**REQUIRED ACTION:** Give back every entry in full, exactly as it reads.

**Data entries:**
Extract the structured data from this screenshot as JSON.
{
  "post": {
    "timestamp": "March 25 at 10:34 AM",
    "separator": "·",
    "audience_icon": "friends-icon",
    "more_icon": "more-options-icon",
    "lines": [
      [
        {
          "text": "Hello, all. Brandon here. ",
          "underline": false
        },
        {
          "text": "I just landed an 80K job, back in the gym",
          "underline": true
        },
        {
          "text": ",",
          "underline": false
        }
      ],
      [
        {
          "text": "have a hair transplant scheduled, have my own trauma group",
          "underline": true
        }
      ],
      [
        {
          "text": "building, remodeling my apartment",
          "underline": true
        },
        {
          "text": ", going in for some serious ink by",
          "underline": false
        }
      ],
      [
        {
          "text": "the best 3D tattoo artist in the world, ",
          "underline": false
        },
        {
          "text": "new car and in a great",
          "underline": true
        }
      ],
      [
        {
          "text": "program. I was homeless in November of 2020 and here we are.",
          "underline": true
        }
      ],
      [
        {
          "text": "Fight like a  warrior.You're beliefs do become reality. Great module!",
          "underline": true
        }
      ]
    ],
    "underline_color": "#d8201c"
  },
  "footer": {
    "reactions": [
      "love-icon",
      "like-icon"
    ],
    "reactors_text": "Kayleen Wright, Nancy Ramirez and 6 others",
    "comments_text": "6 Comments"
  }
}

**ANSWER TO THE PROBLEM:**
Extract the structured data from this screenshot as JSON.
{
  "post": {
    "timestamp": "March 25 at 10:34 AM",
    "separator": "·",
    "audience_icon": "friends-icon",
    "more_icon": "more-options-icon",
    "lines": [
      [
        {
          "text": "Hello, all. Brandon here. ",
          "underline": false
        },
        {
          "text": "I just landed an 80K job, back in the gym",
          "underline": true
        },
        {
          "text": ",",
          "underline": false
        }
      ],
      [
        {
          "text": "have a hair transplant scheduled, have my own trauma group",
          "underline": true
        }
      ],
      [
        {
          "text": "building, remodeling my apartment",
          "underline": true
        },
        {
          "text": ", going in for some serious ink by",
          "underline": false
        }
      ],
      [
        {
          "text": "the best 3D tattoo artist in the world, ",
          "underline": false
        },
        {
          "text": "new car and in a great",
          "underline": true
        }
      ],
      [
        {
          "text": "program. I was homeless in November of 2020 and here we are.",
          "underline": true
        }
      ],
      [
        {
          "text": "Fight like a  warrior.You're beliefs do become reality. Great module!",
          "underline": true
        }
      ]
    ],
    "underline_color": "#d8201c"
  },
  "footer": {
    "reactions": [
      "love-icon",
      "like-icon"
    ],
    "reactors_text": "Kayleen Wright, Nancy Ramirez and 6 others",
    "comments_text": "6 Comments"
  }
}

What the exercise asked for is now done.